• _What you should do_
Once the pictures are set aside, repeat all of the data below exactly.
□ □ □
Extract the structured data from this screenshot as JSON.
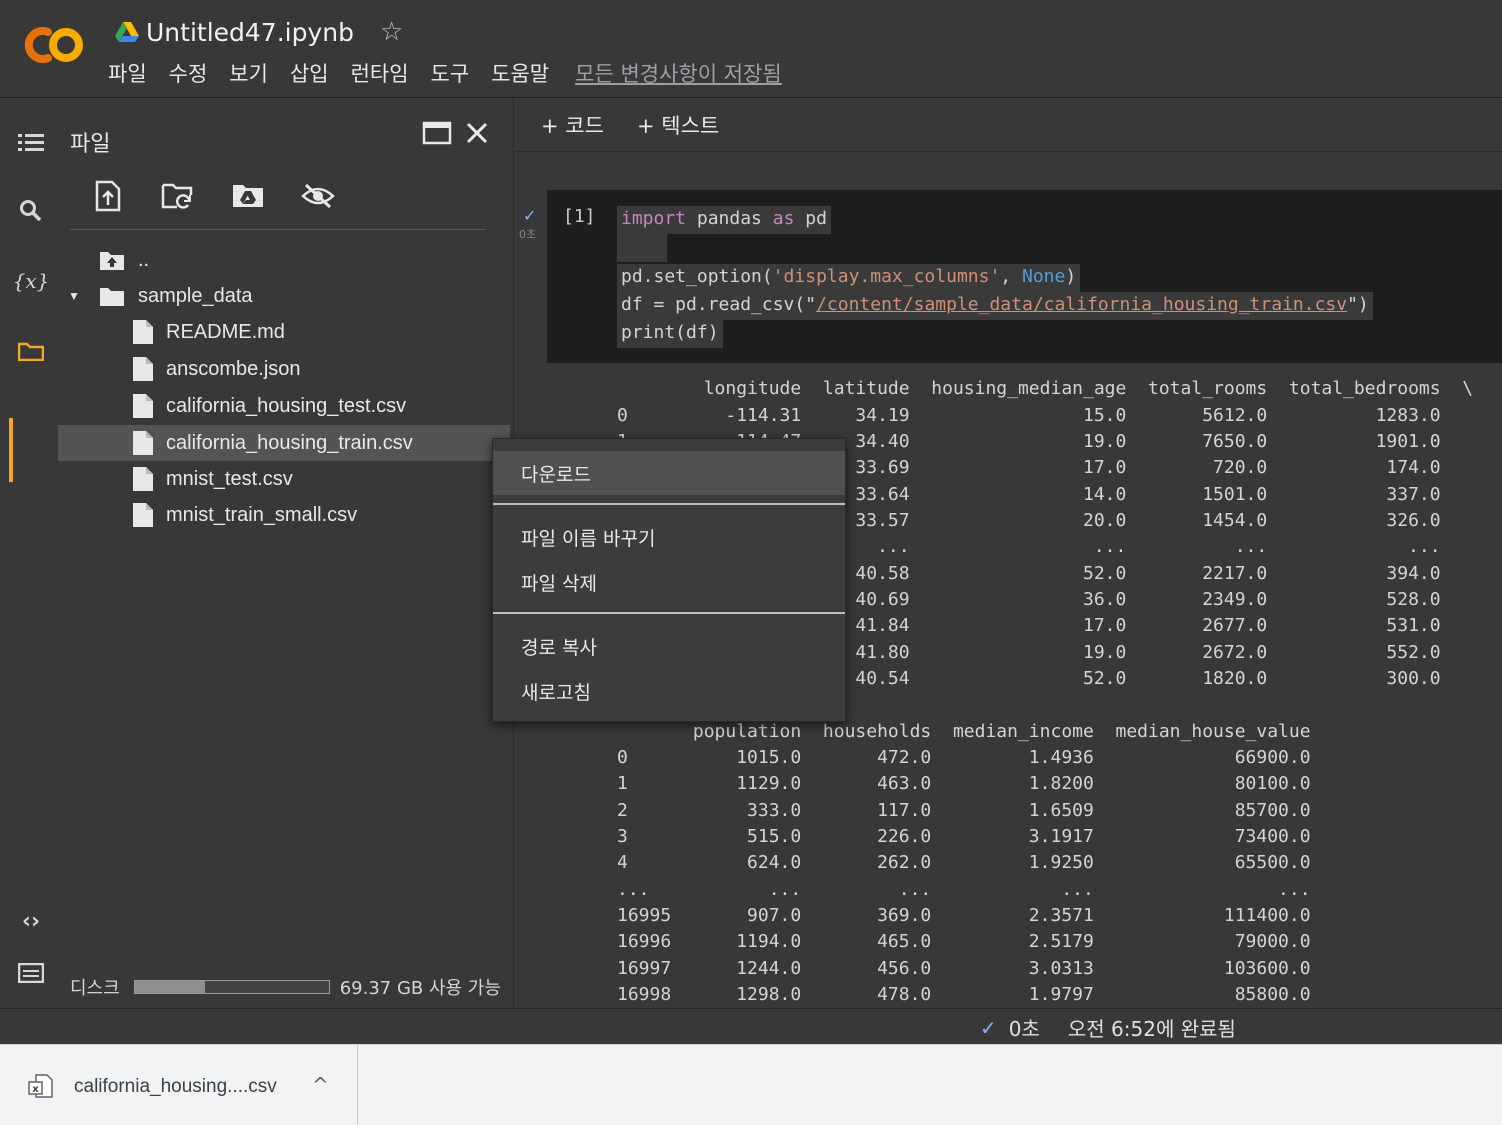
{
  "header": {
    "notebook_title": "Untitled47.ipynb",
    "menu": [
      "파일",
      "수정",
      "보기",
      "삽입",
      "런타임",
      "도구",
      "도움말"
    ],
    "save_status": "모든 변경사항이 저장됨",
    "logo_colors": {
      "primary": "#f9ab00",
      "secondary": "#e8710a"
    }
  },
  "rail": {
    "icons": [
      "toc-icon",
      "search-icon",
      "variables-icon",
      "folder-icon",
      "code-snippets-icon",
      "terminal-icon"
    ],
    "variables_label": "{x}",
    "accent": "#f5a623"
  },
  "files_panel": {
    "title": "파일",
    "parent_dir": "..",
    "folder": "sample_data",
    "files": [
      "README.md",
      "anscombe.json",
      "california_housing_test.csv",
      "california_housing_train.csv",
      "mnist_test.csv",
      "mnist_train_small.csv"
    ],
    "selected_file": "california_housing_train.csv",
    "disk_label": "디스크",
    "disk_available": "69.37 GB 사용 가능",
    "disk_used_fraction": 0.36
  },
  "toolbar": {
    "add_code": "+ 코드",
    "add_text": "+ 텍스트"
  },
  "cell": {
    "exec_count": "[1]",
    "exec_time": "0초",
    "code": {
      "line1_kw1": "import",
      "line1_mid": " pandas ",
      "line1_kw2": "as",
      "line1_end": " pd",
      "line3_a": "pd.set_option(",
      "line3_str": "'display.max_columns'",
      "line3_b": ", ",
      "line3_none": "None",
      "line3_c": ")",
      "line4_a": "df = pd.read_csv(\"",
      "line4_path": "/content/sample_data/california_housing_train.csv",
      "line4_b": "\")",
      "line5": "print(df)"
    }
  },
  "output": {
    "header1": "        longitude  latitude  housing_median_age  total_rooms  total_bedrooms  \\",
    "rows1": [
      "0         -114.31     34.19                15.0       5612.0          1283.0",
      "1         -114.47     34.40                19.0       7650.0          1901.0",
      "2         -114.56     33.69                17.0        720.0           174.0",
      "3         -114.57     33.64                14.0       1501.0           337.0",
      "4         -114.57     33.57                20.0       1454.0           326.0",
      "...           ...       ...                 ...          ...             ...",
      "16995     -124.26     40.58                52.0       2217.0           394.0",
      "16996     -124.27     40.69                36.0       2349.0           528.0",
      "16997     -124.30     41.84                17.0       2677.0           531.0",
      "16998     -124.30     41.80                19.0       2672.0           552.0",
      "16999     -124.35     40.54                52.0       1820.0           300.0"
    ],
    "header2": "       population  households  median_income  median_house_value",
    "rows2": [
      "0          1015.0       472.0         1.4936             66900.0",
      "1          1129.0       463.0         1.8200             80100.0",
      "2           333.0       117.0         1.6509             85700.0",
      "3           515.0       226.0         3.1917             73400.0",
      "4           624.0       262.0         1.9250             65500.0",
      "...           ...         ...            ...                 ...",
      "16995       907.0       369.0         2.3571            111400.0",
      "16996      1194.0       465.0         2.5179             79000.0",
      "16997      1244.0       456.0         3.0313            103600.0",
      "16998      1298.0       478.0         1.9797             85800.0"
    ]
  },
  "context_menu": {
    "download": "다운로드",
    "rename": "파일 이름 바꾸기",
    "delete": "파일 삭제",
    "copy_path": "경로 복사",
    "refresh": "새로고침"
  },
  "status_bar": {
    "duration": "0초",
    "completed": "오전 6:52에 완료됨"
  },
  "download_shelf": {
    "filename": "california_housing....csv"
  }
}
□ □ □
• _Problem solution_
Extract the structured data from this screenshot as JSON.
{
  "header": {
    "notebook_title": "Untitled47.ipynb",
    "menu": [
      "파일",
      "수정",
      "보기",
      "삽입",
      "런타임",
      "도구",
      "도움말"
    ],
    "save_status": "모든 변경사항이 저장됨",
    "logo_colors": {
      "primary": "#f9ab00",
      "secondary": "#e8710a"
    }
  },
  "rail": {
    "icons": [
      "toc-icon",
      "search-icon",
      "variables-icon",
      "folder-icon",
      "code-snippets-icon",
      "terminal-icon"
    ],
    "variables_label": "{x}",
    "accent": "#f5a623"
  },
  "files_panel": {
    "title": "파일",
    "parent_dir": "..",
    "folder": "sample_data",
    "files": [
      "README.md",
      "anscombe.json",
      "california_housing_test.csv",
      "california_housing_train.csv",
      "mnist_test.csv",
      "mnist_train_small.csv"
    ],
    "selected_file": "california_housing_train.csv",
    "disk_label": "디스크",
    "disk_available": "69.37 GB 사용 가능",
    "disk_used_fraction": 0.36
  },
  "toolbar": {
    "add_code": "+ 코드",
    "add_text": "+ 텍스트"
  },
  "cell": {
    "exec_count": "[1]",
    "exec_time": "0초",
    "code": {
      "line1_kw1": "import",
      "line1_mid": " pandas ",
      "line1_kw2": "as",
      "line1_end": " pd",
      "line3_a": "pd.set_option(",
      "line3_str": "'display.max_columns'",
      "line3_b": ", ",
      "line3_none": "None",
      "line3_c": ")",
      "line4_a": "df = pd.read_csv(\"",
      "line4_path": "/content/sample_data/california_housing_train.csv",
      "line4_b": "\")",
      "line5": "print(df)"
    }
  },
  "output": {
    "header1": "        longitude  latitude  housing_median_age  total_rooms  total_bedrooms  \\",
    "rows1": [
      "0         -114.31     34.19                15.0       5612.0          1283.0",
      "1         -114.47     34.40                19.0       7650.0          1901.0",
      "2         -114.56     33.69                17.0        720.0           174.0",
      "3         -114.57     33.64                14.0       1501.0           337.0",
      "4         -114.57     33.57                20.0       1454.0           326.0",
      "...           ...       ...                 ...          ...             ...",
      "16995     -124.26     40.58                52.0       2217.0           394.0",
      "16996     -124.27     40.69                36.0       2349.0           528.0",
      "16997     -124.30     41.84                17.0       2677.0           531.0",
      "16998     -124.30     41.80                19.0       2672.0           552.0",
      "16999     -124.35     40.54                52.0       1820.0           300.0"
    ],
    "header2": "       population  households  median_income  median_house_value",
    "rows2": [
      "0          1015.0       472.0         1.4936             66900.0",
      "1          1129.0       463.0         1.8200             80100.0",
      "2           333.0       117.0         1.6509             85700.0",
      "3           515.0       226.0         3.1917             73400.0",
      "4           624.0       262.0         1.9250             65500.0",
      "...           ...         ...            ...                 ...",
      "16995       907.0       369.0         2.3571            111400.0",
      "16996      1194.0       465.0         2.5179             79000.0",
      "16997      1244.0       456.0         3.0313            103600.0",
      "16998      1298.0       478.0         1.9797             85800.0"
    ]
  },
  "context_menu": {
    "download": "다운로드",
    "rename": "파일 이름 바꾸기",
    "delete": "파일 삭제",
    "copy_path": "경로 복사",
    "refresh": "새로고침"
  },
  "status_bar": {
    "duration": "0초",
    "completed": "오전 6:52에 완료됨"
  },
  "download_shelf": {
    "filename": "california_housing....csv"
  }
}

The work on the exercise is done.